A corporate mortgage has been defined as "an indenture intended to convey property, real and personal, tangible and intangible, to a trustee for bondholders, as security for the bonds issued and to be issued thereunder" by a corporation. This financing device, utilized by many large corporate organizations, has grown to be of paramount importance in the field of corporate financing, and the lack of attention given by the Code to the long-term debts of corporations has raised serious questions of filing procedures. Discussion of the novel treatment accorded by New York to the problem of perfecting security interests in corporate mortgages will constitute the main part of this comment. That state's treatment deserves scrutiny both because of the magnitude of effort expended by New York on the study of the Code before its adoption and because of its traditional role as a commercial and financial leader. The New York statutory provisions relevant to the problems of perfecting the indenture will be reviewed and an attempt will be made to explain their practical effect on mortgages executed subsequent to the Code. The problems associated with the transition to the Code from the conglomerate pre-Code New York lien law for indentures existing at the effective date of the Code will be discussed, and methods concerning the alleviation of these difficulties suggested. However, before dealing with the various ramifications of the New York version, it may prove helpful to explore the broad background of the relationship generally between Article 9 and the corporate mortgage.
George C. Coggins,

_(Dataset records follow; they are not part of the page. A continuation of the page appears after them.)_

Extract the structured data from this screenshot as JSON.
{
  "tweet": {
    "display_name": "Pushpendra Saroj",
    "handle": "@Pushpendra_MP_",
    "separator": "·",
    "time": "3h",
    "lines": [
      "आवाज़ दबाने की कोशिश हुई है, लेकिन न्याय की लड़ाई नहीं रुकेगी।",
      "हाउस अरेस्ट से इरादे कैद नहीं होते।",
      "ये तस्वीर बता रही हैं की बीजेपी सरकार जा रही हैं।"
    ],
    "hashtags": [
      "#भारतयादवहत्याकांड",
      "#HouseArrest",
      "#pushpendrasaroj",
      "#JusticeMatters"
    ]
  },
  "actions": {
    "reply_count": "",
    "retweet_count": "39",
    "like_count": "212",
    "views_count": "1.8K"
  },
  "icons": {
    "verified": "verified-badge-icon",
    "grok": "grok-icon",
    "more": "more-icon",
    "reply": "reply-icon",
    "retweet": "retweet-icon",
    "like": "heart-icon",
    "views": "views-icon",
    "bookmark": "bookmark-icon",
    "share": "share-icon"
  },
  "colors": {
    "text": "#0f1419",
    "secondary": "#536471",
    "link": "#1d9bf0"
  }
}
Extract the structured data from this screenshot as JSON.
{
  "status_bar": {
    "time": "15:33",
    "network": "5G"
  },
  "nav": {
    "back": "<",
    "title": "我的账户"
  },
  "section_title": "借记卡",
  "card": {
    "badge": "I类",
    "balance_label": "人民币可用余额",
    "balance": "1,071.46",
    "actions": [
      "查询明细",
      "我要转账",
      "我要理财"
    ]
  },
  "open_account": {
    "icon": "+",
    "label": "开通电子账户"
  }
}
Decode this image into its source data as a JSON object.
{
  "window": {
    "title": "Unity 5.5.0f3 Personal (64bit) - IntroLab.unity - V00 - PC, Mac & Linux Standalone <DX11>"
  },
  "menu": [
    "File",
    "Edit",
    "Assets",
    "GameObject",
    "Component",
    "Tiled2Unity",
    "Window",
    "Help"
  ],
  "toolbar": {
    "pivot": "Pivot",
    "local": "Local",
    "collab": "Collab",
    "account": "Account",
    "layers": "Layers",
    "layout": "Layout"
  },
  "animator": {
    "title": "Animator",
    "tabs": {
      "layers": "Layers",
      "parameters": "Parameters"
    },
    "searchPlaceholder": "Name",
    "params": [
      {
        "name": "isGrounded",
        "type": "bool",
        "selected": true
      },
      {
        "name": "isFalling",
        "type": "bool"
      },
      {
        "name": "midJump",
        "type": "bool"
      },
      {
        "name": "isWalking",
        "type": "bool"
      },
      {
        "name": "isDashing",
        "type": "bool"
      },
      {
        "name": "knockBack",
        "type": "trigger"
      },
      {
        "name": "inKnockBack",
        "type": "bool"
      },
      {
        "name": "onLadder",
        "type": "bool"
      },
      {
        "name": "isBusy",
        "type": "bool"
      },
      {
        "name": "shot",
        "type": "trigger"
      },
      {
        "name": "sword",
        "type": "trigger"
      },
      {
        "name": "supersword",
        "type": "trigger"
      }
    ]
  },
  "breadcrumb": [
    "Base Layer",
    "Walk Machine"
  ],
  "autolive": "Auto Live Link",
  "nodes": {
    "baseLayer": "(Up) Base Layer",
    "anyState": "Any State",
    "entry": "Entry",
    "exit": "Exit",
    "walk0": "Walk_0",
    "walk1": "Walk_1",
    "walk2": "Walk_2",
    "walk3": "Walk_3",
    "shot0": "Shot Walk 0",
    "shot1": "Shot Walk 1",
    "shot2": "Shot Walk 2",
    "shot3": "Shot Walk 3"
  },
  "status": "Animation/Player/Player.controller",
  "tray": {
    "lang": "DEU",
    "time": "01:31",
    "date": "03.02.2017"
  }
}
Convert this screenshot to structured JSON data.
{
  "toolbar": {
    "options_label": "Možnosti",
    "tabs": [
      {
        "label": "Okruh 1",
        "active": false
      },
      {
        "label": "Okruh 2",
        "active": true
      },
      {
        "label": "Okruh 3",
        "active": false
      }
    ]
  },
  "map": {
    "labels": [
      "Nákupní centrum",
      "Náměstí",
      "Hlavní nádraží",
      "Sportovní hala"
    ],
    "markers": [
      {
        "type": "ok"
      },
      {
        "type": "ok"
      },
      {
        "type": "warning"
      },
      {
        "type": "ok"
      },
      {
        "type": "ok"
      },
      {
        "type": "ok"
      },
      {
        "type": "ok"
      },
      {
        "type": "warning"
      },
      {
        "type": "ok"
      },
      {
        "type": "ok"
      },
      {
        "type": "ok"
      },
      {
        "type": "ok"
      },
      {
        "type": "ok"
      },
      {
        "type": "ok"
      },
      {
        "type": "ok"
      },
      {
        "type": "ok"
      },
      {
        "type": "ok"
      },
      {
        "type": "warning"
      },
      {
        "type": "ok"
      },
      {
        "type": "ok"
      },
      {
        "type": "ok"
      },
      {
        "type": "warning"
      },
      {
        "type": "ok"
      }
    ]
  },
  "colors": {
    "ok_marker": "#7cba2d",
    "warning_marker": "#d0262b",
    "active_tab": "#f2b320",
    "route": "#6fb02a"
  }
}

The Corporate Mortgage Under Article 9 of the Uniform Commercial Code and the New York Solution,
Mich. L. Rev.
Available at: https://repository.law.umich.edu/mlr/vol63/iss6/6